Seems like everyone these days has a web site to host, but most do not understand the hosting industry well enough to make an informed decision about who they should host their site with. I am constantly amazed by the horror stories I hear about the impact on a web site from downtime, slow and/or useless support, hacked scripts, spamming and a myriad of other troubles which can be anything from a nuisance on a personal site to financially ruinous for an e-commerce shop.
For any of you out there looking for a first or fiftieth host, the following are some of the most important factors to identifying one that will provide you with a good experience.

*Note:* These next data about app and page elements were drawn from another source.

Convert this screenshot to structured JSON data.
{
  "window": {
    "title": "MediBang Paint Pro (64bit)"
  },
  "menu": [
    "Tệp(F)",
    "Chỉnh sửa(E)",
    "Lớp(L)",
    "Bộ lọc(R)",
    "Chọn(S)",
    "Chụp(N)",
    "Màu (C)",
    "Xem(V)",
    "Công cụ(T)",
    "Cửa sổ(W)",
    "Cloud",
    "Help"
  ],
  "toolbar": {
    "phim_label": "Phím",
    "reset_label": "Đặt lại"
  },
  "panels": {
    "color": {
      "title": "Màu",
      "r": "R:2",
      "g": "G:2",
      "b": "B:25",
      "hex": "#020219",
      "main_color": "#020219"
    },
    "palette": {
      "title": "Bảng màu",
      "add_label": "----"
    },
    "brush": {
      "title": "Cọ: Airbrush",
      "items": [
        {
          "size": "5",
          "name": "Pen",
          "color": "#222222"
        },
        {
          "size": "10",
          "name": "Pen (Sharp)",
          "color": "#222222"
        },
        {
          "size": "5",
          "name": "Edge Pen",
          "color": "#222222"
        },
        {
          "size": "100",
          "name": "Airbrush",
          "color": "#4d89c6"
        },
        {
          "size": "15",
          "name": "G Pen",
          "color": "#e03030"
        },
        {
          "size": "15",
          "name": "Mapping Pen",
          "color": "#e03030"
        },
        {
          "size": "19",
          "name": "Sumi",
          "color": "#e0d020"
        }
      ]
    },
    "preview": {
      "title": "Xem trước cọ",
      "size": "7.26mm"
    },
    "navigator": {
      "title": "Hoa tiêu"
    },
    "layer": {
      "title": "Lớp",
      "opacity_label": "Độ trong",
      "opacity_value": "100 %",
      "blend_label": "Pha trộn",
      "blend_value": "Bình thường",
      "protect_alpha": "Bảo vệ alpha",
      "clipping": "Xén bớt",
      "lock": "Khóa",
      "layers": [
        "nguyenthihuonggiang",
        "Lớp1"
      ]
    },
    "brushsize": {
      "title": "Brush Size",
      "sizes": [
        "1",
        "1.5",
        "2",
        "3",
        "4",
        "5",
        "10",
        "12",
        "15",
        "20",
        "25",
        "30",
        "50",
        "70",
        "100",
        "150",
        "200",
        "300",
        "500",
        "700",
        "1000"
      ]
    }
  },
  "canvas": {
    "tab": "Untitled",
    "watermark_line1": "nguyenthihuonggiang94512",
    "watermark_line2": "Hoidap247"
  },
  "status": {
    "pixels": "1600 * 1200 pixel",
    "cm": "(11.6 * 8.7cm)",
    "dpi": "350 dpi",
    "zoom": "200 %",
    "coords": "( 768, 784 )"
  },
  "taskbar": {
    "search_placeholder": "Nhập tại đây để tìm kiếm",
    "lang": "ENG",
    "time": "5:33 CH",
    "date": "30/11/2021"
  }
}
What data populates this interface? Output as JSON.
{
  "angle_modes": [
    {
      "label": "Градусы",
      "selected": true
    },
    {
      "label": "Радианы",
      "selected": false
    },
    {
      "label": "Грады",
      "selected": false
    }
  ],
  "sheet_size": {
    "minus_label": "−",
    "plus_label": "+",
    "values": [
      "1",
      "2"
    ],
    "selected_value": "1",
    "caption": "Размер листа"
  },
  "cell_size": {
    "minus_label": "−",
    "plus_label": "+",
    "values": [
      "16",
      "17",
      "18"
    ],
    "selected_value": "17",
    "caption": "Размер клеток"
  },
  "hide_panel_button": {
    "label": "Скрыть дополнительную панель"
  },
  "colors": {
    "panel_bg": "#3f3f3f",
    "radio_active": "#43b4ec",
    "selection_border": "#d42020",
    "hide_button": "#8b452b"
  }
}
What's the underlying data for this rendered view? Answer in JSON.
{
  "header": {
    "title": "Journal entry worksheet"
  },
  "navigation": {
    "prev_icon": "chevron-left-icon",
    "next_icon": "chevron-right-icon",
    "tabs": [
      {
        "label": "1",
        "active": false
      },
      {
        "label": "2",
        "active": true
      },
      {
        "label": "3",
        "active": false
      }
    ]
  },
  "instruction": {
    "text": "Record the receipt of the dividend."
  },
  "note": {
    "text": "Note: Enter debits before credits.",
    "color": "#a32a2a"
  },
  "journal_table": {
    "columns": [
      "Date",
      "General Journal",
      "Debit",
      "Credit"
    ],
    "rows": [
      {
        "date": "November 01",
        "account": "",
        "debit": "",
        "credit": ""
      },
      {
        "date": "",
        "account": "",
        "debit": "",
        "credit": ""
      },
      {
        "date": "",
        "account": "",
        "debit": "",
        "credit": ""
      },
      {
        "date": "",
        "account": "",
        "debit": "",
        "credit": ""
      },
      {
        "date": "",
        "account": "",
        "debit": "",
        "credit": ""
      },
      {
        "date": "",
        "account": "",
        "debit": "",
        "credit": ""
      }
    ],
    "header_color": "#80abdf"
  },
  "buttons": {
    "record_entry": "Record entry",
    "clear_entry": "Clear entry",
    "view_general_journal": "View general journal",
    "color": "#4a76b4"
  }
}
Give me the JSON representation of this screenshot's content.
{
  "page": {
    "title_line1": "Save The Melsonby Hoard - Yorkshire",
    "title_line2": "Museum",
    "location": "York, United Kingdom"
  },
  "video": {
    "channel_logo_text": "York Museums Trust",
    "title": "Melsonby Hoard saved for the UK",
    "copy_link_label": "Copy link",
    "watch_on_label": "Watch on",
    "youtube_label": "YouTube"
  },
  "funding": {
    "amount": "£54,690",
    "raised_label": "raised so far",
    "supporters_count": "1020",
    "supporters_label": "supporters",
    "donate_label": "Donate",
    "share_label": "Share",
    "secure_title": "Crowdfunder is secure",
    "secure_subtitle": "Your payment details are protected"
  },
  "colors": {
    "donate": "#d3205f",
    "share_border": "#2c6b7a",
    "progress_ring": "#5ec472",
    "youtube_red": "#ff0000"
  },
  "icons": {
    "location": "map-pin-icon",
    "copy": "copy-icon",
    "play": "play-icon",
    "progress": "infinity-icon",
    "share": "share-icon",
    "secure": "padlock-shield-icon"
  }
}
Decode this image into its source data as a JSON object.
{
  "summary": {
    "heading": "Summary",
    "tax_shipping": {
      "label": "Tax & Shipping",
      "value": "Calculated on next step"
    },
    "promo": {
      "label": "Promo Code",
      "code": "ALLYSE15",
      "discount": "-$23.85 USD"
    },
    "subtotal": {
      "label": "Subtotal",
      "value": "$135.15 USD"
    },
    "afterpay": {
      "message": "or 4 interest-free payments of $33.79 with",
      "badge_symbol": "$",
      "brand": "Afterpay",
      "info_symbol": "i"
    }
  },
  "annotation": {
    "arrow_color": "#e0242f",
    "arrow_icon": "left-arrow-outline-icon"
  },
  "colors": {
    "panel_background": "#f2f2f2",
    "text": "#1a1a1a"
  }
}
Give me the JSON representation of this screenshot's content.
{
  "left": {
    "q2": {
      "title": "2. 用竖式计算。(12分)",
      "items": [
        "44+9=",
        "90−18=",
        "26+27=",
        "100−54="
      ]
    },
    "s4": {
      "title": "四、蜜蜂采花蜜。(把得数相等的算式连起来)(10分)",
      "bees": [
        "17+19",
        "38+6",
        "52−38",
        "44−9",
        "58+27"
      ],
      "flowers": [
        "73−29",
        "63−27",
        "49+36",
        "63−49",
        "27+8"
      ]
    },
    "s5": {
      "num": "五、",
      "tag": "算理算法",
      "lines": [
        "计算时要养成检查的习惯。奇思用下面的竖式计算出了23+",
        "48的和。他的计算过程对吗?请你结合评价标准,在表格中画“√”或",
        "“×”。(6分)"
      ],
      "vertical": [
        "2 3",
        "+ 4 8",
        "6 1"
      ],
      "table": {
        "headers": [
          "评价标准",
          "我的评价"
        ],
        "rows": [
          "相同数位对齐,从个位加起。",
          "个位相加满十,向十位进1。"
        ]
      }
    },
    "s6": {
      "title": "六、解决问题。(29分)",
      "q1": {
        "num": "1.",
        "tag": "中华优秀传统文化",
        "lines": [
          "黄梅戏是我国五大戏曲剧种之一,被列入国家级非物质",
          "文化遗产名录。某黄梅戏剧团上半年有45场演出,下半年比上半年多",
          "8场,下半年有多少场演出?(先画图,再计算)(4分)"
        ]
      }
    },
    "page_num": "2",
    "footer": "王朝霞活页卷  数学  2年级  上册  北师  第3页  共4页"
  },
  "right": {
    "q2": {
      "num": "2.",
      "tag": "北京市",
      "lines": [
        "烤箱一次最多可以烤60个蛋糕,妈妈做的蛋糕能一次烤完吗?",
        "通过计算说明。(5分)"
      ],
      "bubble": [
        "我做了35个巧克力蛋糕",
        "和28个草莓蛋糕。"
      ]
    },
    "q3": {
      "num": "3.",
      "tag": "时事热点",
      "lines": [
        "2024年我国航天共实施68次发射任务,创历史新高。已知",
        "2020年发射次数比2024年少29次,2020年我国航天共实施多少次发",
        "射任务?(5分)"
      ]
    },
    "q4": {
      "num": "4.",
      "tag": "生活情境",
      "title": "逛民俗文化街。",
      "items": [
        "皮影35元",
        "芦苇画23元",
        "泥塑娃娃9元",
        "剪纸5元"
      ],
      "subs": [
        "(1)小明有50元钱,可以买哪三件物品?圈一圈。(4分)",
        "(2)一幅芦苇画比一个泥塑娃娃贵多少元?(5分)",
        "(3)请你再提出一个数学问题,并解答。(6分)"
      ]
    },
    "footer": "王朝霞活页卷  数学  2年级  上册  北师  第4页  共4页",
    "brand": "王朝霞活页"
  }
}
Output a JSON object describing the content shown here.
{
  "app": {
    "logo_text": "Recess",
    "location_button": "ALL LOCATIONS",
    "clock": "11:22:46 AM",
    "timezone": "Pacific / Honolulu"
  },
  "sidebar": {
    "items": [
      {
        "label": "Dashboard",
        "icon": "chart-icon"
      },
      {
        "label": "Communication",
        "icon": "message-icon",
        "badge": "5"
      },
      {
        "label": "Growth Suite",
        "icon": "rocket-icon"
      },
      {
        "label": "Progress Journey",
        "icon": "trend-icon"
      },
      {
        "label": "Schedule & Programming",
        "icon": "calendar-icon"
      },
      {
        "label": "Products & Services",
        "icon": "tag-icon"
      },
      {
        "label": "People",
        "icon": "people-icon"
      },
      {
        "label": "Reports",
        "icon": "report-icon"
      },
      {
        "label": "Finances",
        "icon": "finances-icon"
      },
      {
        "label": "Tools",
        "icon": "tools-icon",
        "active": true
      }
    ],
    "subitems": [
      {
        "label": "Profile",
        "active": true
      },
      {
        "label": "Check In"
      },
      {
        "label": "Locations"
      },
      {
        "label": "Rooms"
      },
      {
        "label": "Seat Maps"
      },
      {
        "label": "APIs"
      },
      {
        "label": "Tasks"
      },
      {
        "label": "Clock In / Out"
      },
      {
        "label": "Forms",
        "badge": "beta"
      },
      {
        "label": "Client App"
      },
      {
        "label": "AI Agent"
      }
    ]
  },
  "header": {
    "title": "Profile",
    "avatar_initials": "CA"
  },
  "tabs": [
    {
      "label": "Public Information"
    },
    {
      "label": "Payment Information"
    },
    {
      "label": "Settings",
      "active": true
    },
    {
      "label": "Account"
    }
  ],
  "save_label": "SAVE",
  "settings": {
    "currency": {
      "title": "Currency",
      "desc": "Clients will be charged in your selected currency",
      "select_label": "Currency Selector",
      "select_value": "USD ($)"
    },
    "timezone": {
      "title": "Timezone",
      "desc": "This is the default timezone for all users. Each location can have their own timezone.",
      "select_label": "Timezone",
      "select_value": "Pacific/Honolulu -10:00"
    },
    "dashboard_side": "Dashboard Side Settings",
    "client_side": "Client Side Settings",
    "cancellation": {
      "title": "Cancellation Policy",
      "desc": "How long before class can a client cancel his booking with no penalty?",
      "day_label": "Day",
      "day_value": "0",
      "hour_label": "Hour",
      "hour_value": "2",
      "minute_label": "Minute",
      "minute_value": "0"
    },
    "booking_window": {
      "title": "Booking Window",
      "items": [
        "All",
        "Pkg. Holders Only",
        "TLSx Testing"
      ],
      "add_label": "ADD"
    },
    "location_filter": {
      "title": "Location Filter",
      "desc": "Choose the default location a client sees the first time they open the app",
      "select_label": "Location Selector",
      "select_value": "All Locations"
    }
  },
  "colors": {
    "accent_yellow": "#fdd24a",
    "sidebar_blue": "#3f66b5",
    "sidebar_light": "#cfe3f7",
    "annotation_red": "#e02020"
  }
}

Likely the last point most new web masters think of just so happens to be the first point complained about whenever you read a negative review of a host. If your site is experiencing any kind of trouble, you really want quick access to what I refer to as “extra mile anytime” support personnel. Engineers who understand how the many aspects of hosting work and can reliably narrow down the problem and identify what will solve it. Often times the actual problem will be code related which isn’t directly handled by most hosting companies, but good support personnel are the ones who will let you know what the code problem might be, and point you to further resources so that you can find your answer. Not just give you a predefined reply stating “Code issues are unsupported”.
These are two aspects of the same point. When it comes right down to it, you want your site to always be available and loading fast. If you install a common PHP script such as a forum and it normally takes 10 seconds or longer to load even on broadband, then you are likely hosted on a server that is under-powered or over-sold. Many hosts these days list server hardware that is barely adequate as a light desktop computer such as those with Intel Atom processors and 512mb to 2gb of RAM. Even if they are utilizing higher end hardware (the kind actually designed to be used for “always on” server applications) they might very well be hosting thousands of accounts per server. Either of these methods are sure to result in frequent poor performance or outages.
3. Reasonable limits
If you fall for an offer of unlimited or unrealistic bandwidth or disk space for a small price, you can be almost certain that you will be sharing a server with a large number of other sites and none of you can actually use what you purchased. It is much safer to choose a host that provides sufficient space and bandwidth at a decent price to meet your needs with a bit of room to grow, and that makes it easy to upgrade later if you need more.
4. Real hosting “Company”
Make sure that the host you choose is an actual registered company that has been in business at least a few years. It is also best to avoid resellers unless they offer a niche benefit that hosts usually don’t, such as assisting with tasks that normally fall to the webmaster or site owner which actual hosts would normally not support. Another common service provided by resellers might be assistance with SEO (search engine optimization) which can certainly be of use to new webmasters. There really is nothing at all wrong with web hosting resellers, but since they usually have to escalate any admin level issues to the host they resell, the added time for support should be balanced against some benefit that most hosts would not offer.
Make sure that they offer all the basic features you would expect in a host such as mail (POP3/IMAP/SMTP), FTP, database (MySQL / PostgreSQL / MSSQL depending on your preference or need), PHP, CGI, control panel, etc.
Certainly best to make sure they provide secure services as well such as shared or dedicated SSL for your web site and secure version of mail and ftp as any host who doesn’t at least offer the ability for secure methods of interacting with the server is not very likely concerned with security in general. That could mean a compromise of the data on your site or within your emails, extended outages and lost data from a server having to be restored (formatted and reinstalled completely), or even visitors to your site being infected with a virus and blaming you for it.
While these are some of the most important factors in choosing a web host, there are certainly other points which may be of importance to you. Just keep in mind that, like nearly everything else in life, you get what you pay for. While it would be silly to pay $50 per month to host a personal blog, there are far too many $200k+ per year e-commerce businesses complaining about downtime on their $5 per month shared hosting account.